    it just occurred to me that you could just weld the brake pad nut to the new axle in a fixed position which would allow for more precise bearing adjustment with the outer nut.


    5 years ago

    I would love to go and pic up those parts but sadly I am broke


    Reply 5 years ago on Introduction

    I am moving this weekend. it should cost about 20$ in parts to make this work. I still have some leftover axle rod if you want it, but you gotta get it this weekend. look for the blue Volky.


    6 years ago on Introduction

    Sweet ride. Check out my forum group:


    7 years ago on Introduction

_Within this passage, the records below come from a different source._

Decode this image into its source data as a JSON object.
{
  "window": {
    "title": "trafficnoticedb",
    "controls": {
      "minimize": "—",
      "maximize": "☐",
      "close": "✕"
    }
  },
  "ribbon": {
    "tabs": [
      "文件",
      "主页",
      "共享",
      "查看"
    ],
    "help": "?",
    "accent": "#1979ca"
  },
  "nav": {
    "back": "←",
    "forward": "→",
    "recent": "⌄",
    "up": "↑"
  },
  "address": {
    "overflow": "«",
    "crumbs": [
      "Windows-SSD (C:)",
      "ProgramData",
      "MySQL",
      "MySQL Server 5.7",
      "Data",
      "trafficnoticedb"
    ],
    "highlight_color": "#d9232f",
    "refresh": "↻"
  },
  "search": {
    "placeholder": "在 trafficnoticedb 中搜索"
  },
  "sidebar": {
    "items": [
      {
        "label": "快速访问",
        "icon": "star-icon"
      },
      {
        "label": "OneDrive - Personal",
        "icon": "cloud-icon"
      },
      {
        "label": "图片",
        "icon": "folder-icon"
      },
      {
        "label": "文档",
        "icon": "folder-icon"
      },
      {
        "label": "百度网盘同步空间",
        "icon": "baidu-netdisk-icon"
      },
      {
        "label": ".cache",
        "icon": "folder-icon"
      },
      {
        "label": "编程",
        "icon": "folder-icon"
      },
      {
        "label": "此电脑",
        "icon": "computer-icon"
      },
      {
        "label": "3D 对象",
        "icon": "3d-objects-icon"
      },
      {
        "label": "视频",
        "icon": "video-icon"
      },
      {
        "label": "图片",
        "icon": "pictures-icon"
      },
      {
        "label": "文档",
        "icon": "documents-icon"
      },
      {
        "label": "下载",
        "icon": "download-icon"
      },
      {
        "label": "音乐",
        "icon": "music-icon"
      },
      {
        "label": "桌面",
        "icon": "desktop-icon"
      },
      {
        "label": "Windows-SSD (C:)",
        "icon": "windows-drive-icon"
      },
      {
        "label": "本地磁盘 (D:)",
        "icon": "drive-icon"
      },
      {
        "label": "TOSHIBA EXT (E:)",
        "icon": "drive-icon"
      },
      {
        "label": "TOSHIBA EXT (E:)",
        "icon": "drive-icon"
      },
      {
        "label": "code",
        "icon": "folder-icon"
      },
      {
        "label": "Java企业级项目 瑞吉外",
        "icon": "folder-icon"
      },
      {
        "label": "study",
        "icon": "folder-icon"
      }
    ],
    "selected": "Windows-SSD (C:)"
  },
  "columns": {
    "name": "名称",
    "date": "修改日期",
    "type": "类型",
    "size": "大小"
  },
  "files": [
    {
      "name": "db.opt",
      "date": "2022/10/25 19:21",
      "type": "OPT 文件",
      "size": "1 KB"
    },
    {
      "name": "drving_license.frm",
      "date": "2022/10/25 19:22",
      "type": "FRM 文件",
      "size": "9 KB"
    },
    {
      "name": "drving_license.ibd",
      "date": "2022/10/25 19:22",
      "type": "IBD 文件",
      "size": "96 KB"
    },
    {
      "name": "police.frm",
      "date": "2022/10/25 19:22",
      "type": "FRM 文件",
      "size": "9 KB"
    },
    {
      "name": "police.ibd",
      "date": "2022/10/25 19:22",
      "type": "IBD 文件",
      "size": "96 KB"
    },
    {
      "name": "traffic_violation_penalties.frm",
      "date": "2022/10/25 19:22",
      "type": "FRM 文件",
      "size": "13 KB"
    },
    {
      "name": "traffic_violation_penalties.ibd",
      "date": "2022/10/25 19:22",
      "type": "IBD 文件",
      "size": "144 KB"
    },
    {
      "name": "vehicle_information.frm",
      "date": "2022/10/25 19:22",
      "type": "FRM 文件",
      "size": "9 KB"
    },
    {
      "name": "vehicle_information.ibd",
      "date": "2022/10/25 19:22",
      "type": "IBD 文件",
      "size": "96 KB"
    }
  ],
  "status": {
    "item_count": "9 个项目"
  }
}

    Hard to ride? the handling is challenging, a long raked bike like this wants to flop the front end all over and it looks exaggerated when you steer it. the large rear tire is heavy and takes lots of grunt to get moving but good gear selection takes most of the sweat out. limited top speed and you lose lots of momentum when turning 'cause the tire scrubs bad. but you get used to it all and look really cool trolling at walking speed in a car show.

    I'll post pics when I can. check out, he's the guy i got the basic bike plans from and the inspiration for this. the rear rim is from a car and the spokes are bicycle parts. got the plans from AtomicZombie again but his bike didn't have brakes and I needed them